**DESCRIPTION OF THE TASK**: If a line in the data contains "this", copy it out.

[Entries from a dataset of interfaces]

__________

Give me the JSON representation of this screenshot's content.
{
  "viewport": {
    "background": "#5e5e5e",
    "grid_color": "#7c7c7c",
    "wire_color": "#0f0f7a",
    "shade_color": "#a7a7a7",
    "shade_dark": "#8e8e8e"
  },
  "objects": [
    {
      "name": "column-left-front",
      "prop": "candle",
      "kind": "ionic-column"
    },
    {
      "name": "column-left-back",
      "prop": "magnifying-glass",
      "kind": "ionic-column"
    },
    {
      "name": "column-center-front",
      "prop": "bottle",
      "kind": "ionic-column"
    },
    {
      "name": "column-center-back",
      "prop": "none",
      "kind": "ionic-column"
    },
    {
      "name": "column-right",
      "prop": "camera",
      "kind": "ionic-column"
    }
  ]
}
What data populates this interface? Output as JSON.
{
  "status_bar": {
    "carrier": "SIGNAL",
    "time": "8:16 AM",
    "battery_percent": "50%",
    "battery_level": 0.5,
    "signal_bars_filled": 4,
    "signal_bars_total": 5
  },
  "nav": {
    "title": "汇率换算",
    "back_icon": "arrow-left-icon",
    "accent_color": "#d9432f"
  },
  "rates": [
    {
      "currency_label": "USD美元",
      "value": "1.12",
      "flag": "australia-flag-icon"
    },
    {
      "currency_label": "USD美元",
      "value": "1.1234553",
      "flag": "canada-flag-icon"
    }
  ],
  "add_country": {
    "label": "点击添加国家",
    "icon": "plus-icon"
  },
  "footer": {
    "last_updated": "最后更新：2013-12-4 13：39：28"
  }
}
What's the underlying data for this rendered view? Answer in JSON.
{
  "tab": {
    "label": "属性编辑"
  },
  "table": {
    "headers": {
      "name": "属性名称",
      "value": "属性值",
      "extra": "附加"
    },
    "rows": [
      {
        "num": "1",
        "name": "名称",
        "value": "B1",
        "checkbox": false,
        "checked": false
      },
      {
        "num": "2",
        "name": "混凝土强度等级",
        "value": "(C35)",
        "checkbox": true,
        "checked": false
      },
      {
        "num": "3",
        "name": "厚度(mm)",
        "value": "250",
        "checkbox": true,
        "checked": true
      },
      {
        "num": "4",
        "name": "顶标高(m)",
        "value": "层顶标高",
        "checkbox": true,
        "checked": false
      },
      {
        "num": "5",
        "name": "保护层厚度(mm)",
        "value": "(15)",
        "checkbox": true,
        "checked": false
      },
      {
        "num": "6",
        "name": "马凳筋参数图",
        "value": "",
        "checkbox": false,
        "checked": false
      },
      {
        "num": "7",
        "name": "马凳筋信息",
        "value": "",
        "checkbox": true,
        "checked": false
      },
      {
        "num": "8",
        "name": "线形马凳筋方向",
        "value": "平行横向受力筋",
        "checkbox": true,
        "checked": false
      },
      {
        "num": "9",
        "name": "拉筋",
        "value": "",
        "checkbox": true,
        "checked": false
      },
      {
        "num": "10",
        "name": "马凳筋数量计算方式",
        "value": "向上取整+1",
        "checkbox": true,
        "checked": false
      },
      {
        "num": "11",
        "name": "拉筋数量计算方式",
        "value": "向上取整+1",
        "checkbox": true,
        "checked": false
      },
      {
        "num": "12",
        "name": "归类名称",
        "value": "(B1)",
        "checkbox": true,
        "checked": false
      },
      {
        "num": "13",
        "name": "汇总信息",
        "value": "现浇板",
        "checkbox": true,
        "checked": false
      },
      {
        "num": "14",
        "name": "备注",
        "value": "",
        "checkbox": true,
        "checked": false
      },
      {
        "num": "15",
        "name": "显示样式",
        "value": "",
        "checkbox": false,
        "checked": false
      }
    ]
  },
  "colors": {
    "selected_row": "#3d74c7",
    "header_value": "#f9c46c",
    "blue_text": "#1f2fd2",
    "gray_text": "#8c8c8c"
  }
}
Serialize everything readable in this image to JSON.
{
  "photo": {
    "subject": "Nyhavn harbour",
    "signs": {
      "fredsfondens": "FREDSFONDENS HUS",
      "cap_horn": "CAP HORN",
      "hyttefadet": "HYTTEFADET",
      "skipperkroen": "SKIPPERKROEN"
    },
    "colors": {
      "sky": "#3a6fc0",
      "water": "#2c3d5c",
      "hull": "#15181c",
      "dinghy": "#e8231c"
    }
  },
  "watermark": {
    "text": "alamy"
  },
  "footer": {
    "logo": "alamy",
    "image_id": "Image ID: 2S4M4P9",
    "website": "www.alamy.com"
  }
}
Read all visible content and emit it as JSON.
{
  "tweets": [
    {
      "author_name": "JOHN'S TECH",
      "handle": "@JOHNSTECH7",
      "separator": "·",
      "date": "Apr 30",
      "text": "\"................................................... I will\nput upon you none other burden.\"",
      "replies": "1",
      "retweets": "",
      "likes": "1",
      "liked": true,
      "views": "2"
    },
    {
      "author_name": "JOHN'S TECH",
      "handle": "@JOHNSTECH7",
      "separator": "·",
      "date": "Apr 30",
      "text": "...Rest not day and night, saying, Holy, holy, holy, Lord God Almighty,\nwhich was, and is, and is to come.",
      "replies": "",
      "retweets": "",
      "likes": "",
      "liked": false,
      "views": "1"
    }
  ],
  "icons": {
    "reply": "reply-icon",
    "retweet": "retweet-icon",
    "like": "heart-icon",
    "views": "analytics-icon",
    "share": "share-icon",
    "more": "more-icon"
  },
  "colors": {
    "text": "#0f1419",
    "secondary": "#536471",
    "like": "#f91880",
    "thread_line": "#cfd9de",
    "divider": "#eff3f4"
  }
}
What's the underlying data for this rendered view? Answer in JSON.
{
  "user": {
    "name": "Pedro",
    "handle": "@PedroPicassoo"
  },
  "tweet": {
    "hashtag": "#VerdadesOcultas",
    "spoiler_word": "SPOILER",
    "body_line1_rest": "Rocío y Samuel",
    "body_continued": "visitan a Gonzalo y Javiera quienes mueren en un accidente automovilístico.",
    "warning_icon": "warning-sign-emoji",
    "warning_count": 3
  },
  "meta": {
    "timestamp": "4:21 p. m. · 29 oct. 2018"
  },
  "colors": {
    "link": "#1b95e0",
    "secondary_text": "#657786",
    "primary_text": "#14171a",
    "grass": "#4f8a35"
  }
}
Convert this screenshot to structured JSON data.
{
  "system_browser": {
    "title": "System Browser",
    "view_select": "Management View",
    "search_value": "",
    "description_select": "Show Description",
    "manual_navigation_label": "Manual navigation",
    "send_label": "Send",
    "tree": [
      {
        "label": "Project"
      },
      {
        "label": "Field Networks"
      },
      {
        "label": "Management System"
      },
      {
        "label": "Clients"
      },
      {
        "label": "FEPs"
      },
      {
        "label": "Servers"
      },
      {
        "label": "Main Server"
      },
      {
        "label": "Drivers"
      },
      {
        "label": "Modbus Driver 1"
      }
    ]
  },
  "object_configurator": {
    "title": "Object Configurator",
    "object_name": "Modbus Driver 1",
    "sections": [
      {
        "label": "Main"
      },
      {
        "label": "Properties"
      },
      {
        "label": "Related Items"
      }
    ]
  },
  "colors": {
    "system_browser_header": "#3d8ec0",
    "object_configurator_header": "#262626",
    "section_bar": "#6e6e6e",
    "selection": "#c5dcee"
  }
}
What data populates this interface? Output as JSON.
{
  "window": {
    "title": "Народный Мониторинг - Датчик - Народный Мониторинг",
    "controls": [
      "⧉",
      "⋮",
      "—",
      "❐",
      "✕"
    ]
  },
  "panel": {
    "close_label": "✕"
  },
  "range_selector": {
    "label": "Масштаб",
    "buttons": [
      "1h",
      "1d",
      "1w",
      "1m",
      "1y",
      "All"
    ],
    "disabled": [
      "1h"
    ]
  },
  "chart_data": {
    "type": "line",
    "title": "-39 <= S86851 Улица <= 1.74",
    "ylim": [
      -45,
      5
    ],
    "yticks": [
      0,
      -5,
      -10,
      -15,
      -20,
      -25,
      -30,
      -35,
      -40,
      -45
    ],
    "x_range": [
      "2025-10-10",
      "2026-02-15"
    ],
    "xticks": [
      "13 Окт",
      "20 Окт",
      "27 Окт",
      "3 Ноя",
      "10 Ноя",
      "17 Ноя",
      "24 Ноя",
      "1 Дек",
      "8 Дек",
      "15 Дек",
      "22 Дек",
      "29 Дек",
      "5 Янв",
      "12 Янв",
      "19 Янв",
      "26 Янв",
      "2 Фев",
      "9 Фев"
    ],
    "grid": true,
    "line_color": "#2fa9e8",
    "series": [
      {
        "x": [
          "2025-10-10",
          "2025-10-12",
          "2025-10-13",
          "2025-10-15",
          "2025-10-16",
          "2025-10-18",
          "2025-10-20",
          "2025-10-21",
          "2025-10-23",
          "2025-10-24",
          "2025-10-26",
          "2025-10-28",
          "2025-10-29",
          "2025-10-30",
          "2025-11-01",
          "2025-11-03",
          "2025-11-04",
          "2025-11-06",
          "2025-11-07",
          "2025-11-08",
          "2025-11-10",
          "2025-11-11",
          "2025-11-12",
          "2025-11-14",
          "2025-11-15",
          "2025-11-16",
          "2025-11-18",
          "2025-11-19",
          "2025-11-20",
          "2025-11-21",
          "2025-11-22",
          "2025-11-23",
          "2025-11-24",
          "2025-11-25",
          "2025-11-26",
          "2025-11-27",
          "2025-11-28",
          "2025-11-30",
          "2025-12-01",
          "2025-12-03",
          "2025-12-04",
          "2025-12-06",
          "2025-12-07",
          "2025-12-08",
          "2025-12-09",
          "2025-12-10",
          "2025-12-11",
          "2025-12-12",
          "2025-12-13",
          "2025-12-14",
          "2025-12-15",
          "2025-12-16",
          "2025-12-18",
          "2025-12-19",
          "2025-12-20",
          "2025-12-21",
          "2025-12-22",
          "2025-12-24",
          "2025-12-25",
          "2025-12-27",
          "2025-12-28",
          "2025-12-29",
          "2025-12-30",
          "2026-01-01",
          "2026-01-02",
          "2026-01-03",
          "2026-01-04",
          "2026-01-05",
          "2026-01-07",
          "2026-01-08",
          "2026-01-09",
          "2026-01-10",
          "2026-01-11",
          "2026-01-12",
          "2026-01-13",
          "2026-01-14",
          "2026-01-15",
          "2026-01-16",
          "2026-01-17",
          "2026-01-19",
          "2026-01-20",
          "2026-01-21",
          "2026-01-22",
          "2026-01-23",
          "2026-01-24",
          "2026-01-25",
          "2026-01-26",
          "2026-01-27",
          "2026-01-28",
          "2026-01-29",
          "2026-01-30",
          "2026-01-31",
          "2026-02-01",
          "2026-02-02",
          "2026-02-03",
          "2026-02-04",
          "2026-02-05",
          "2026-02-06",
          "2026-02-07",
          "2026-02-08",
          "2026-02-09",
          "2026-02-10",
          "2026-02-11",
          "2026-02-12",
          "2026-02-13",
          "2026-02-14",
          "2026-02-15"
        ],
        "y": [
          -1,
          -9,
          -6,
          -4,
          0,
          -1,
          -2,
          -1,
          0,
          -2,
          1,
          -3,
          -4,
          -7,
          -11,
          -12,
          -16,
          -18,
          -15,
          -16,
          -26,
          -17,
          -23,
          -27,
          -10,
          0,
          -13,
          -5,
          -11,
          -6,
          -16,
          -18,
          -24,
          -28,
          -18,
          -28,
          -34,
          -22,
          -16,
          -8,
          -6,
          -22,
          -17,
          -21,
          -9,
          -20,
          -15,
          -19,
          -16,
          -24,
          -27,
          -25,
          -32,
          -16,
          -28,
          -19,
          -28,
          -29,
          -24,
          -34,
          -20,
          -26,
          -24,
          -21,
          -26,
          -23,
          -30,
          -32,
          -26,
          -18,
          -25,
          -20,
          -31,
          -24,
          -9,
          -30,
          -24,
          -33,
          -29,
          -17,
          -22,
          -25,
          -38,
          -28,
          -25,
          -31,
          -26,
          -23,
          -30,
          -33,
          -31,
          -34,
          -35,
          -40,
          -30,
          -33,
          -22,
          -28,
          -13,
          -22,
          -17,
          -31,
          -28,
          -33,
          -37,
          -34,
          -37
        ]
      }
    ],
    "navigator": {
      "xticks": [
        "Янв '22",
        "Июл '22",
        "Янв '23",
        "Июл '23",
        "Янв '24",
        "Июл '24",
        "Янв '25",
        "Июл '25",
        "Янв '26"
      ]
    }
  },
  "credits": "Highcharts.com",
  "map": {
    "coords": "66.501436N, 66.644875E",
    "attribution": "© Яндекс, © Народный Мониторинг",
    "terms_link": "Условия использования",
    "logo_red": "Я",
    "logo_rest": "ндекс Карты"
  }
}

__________

**SOLUTION TO THE EXERCISE**:
Give me the JSON representation of this screenshot's content.
What data populates this interface? Output as JSON.
What's the underlying data for this rendered view? Answer in JSON.
Serialize everything readable in this image to JSON.
What's the underlying data for this rendered view? Answer in JSON.
Convert this screenshot to structured JSON data.
What data populates this interface? Output as JSON.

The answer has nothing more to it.